• [PROBLEM]: Write out the records again, exactly. Nothing may be dropped.

• [RECORDS SHOWN]:
*** Block opens ***
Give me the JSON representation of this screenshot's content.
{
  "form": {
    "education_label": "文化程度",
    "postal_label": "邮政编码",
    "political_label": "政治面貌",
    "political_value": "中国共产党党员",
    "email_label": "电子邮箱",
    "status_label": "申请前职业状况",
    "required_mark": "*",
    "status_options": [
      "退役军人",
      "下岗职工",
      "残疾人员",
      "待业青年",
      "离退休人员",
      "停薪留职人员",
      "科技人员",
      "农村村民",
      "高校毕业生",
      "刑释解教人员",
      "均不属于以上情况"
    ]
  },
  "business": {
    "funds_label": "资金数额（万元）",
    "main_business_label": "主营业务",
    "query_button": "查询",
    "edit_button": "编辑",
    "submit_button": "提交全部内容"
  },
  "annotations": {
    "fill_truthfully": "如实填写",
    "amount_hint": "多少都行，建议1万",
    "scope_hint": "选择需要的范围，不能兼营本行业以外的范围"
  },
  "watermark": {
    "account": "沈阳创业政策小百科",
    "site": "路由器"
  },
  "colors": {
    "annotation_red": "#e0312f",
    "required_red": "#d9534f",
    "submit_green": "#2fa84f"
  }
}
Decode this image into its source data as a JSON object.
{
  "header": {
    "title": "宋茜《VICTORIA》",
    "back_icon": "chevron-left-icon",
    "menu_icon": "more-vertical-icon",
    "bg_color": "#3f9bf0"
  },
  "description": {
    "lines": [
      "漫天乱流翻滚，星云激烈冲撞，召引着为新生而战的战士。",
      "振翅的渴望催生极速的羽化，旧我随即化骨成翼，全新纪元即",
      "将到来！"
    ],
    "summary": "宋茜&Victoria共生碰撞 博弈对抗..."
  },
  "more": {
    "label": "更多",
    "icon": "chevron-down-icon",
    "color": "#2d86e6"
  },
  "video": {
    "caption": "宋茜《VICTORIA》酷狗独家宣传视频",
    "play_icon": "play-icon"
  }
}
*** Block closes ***
• [EXERCISE RESULT]:
Give me the JSON representation of this screenshot's content.
{
  "form": {
    "education_label": "文化程度",
    "postal_label": "邮政编码",
    "political_label": "政治面貌",
    "political_value": "中国共产党党员",
    "email_label": "电子邮箱",
    "status_label": "申请前职业状况",
    "required_mark": "*",
    "status_options": [
      "退役军人",
      "下岗职工",
      "残疾人员",
      "待业青年",
      "离退休人员",
      "停薪留职人员",
      "科技人员",
      "农村村民",
      "高校毕业生",
      "刑释解教人员",
      "均不属于以上情况"
    ]
  },
  "business": {
    "funds_label": "资金数额（万元）",
    "main_business_label": "主营业务",
    "query_button": "查询",
    "edit_button": "编辑",
    "submit_button": "提交全部内容"
  },
  "annotations": {
    "fill_truthfully": "如实填写",
    "amount_hint": "多少都行，建议1万",
    "scope_hint": "选择需要的范围，不能兼营本行业以外的范围"
  },
  "watermark": {
    "account": "沈阳创业政策小百科",
    "site": "路由器"
  },
  "colors": {
    "annotation_red": "#e0312f",
    "required_red": "#d9534f",
    "submit_green": "#2fa84f"
  }
}
Decode this image into its source data as a JSON object.
{
  "header": {
    "title": "宋茜《VICTORIA》",
    "back_icon": "chevron-left-icon",
    "menu_icon": "more-vertical-icon",
    "bg_color": "#3f9bf0"
  },
  "description": {
    "lines": [
      "漫天乱流翻滚，星云激烈冲撞，召引着为新生而战的战士。",
      "振翅的渴望催生极速的羽化，旧我随即化骨成翼，全新纪元即",
      "将到来！"
    ],
    "summary": "宋茜&Victoria共生碰撞 博弈对抗..."
  },
  "more": {
    "label": "更多",
    "icon": "chevron-down-icon",
    "color": "#2d86e6"
  },
  "video": {
    "caption": "宋茜《VICTORIA》酷狗独家宣传视频",
    "play_icon": "play-icon"
  }
}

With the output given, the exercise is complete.